The Pipeline Skate Park was once a self-policed, family-friendly facility covered in murals with mountains and aurora borealis, but has fallen into disarray in recent years with offensive graffiti routinely spray painted on walls and floors littered with beer cans, cigarette butts and drug paraphernalia.
Officials said during a parks advisory committee meeting Tuesday night that the city-managed park has become a haven for alcohol, drug and tobacco use. Thursday, copious cigarette butts and several empty beer cans were apparent at the park, and a receipt with marijuana residue on it lay on a ramp.
"I'll tell you, it's a cesspool," Sgt. Tom Bates of the Juneau Police Department said Tuesday night. "There is a lot of stuff going on out there."
Some avid skaters say it is not their peers that are vandalizing and disrespecting the park, but loiterers that are taking advantage of an open, covered facility to hang out in the middle of the night.
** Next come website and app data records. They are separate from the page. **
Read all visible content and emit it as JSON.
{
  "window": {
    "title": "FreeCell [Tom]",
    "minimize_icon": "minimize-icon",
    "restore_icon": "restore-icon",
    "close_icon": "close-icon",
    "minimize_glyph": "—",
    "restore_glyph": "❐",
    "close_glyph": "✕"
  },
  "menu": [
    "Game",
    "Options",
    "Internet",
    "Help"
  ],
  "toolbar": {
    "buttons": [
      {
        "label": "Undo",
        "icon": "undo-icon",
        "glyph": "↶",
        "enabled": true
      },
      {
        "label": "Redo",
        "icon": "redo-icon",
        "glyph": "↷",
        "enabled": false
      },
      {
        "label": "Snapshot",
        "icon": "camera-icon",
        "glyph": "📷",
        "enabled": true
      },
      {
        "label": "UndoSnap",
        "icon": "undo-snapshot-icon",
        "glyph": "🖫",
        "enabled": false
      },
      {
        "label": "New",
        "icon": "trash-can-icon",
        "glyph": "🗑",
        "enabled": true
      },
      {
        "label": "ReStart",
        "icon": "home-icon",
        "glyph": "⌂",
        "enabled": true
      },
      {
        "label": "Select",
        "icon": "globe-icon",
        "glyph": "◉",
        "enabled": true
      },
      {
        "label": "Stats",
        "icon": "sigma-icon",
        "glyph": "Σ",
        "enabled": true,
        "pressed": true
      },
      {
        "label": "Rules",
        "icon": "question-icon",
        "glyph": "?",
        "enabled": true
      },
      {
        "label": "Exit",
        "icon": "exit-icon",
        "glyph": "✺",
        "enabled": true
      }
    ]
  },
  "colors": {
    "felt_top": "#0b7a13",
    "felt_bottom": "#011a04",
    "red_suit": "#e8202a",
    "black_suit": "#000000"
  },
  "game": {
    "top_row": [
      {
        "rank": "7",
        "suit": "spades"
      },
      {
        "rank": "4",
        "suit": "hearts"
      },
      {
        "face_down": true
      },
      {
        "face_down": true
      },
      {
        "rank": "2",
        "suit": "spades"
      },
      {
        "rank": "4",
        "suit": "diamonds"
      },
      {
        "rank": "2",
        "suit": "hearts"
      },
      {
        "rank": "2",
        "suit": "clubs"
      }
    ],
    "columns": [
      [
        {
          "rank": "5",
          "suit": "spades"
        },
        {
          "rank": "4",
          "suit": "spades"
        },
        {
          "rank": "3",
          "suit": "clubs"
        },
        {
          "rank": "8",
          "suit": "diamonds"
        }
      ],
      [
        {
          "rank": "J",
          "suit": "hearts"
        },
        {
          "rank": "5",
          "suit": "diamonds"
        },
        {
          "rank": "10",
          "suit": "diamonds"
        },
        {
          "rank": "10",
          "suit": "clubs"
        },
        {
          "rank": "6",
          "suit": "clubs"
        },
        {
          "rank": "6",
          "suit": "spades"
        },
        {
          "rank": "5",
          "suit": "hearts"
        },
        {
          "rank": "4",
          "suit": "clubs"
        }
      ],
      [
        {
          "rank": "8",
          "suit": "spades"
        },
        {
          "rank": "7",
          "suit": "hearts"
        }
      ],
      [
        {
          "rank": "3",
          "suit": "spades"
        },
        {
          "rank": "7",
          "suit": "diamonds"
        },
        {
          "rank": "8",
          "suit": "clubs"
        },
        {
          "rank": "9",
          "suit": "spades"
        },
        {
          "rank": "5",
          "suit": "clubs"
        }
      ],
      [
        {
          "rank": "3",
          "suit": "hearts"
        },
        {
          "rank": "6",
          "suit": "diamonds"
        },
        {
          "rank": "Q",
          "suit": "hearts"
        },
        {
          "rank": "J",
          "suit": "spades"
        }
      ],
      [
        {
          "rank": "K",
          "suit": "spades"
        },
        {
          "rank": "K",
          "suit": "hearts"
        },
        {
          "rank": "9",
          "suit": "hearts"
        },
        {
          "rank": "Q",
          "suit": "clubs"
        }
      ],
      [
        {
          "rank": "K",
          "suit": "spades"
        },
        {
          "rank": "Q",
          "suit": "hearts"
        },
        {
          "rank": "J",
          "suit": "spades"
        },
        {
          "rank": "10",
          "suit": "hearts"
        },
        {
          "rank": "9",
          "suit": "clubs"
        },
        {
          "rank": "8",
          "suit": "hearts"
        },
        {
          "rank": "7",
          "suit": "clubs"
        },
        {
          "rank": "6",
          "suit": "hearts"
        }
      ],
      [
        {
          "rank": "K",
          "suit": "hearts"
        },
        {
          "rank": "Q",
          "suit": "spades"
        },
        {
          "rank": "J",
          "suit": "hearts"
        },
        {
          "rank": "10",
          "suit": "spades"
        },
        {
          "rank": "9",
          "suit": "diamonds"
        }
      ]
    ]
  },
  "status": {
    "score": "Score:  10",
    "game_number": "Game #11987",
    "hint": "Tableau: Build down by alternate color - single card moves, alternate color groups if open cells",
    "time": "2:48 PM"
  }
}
Skater Logan Terry, 17, said there is alcohol and drug use going on at the park, but said skaters are there to skateboard.
"Yeah, it goes down. Like, we'll come in in the morning and there will be broken bottles and people who have, like, spilled stuff all over the ramps," he said. "Usually if a skater sees someone, like, spilling stuff or trying to vandalize stuff, we'll do something about it pretty quick."
And the graffiti recently became so bad at that officials decided it needed a facelift.
"In the last two weeks, we went in and totally whitewashed (and) cleaned it," said Brent Fisher, city facilities maintenance superintendent. "Literally within 24 hours they were in there and they painted all four walls again. We play this dance now about every two days."
The city is holding an hour-long meeting at 5 p.m. Wednesday in the downtown library's large conference room to address the skate park issues. A number of possible solutions have been suggested to move away from the "unsupervised open venue management plan," including possibly adding surveillance cameras or adding a gate to secure the facility at night.
Kristi West, manager of the Zach Gordon Youth Center, which oversees the skate park, said the facility ran smoothly for about 10 years with the help of skaters that took pride in the park and self-policed it. The number of users hasn't decreased at the facility recently, but the number of younger skaters is lower because many parents don't feel it's safe for their children to be there anymore, she said.
"We've come to the point where we really need to change what we're doing out there," West said.
Some have suggested letting the skate park be a space that allows graffiti and creativity to blossom, but Bates said that is not a good idea for the public.
"The problem is once you have one place they are doing it, they start branching out," he said. "I guarantee once they get all that done they'll start branching out from that area and start vandalizing other things."
Just painting over graffiti is not going to solve many problems at the skate park, Terry said.
"There was a bunch of painting and graffiti and stuff there that kind of gave it some flare and every time somebody puts something up they paint over it in white now so they kind of have an insane asylum skate park now," he said.
Patrick Van Pool, who has been skating for 15 years and has worked part time at the park for the past six years, said the catalyst for the decline of the park over the past three years has been a lack of resources and unfinished ramps and other park features.
"If someone was in there that was passionate about making something happen with the skate park, I mean, it's just, like, endless potential," he said. "It's really an awesome opportunity if the opportunity was given to someone who wanted to do something with it."
The park has a lot of design problems, doesn't flow well, and has some pretty basic safety issues, Van Pool said.
"That kind of makes it where kids don't want to skate there as much and then it just attracts people that loiter and then it kind of goes downhill from there," he said.
Unfortunately, Van Pool said, the time has probably come for the city to put up some kind of gate to keep people from causing trouble at the park in the middle of the night.
"I think to really make it more of a positive environment, which is kind of the ultimate goal of the facility, is I think just completing it and maybe having someone supervising on occasion and make it to where kids can't just sit there and chain smoke, drink 40s and break bottles all over the ramps," he said.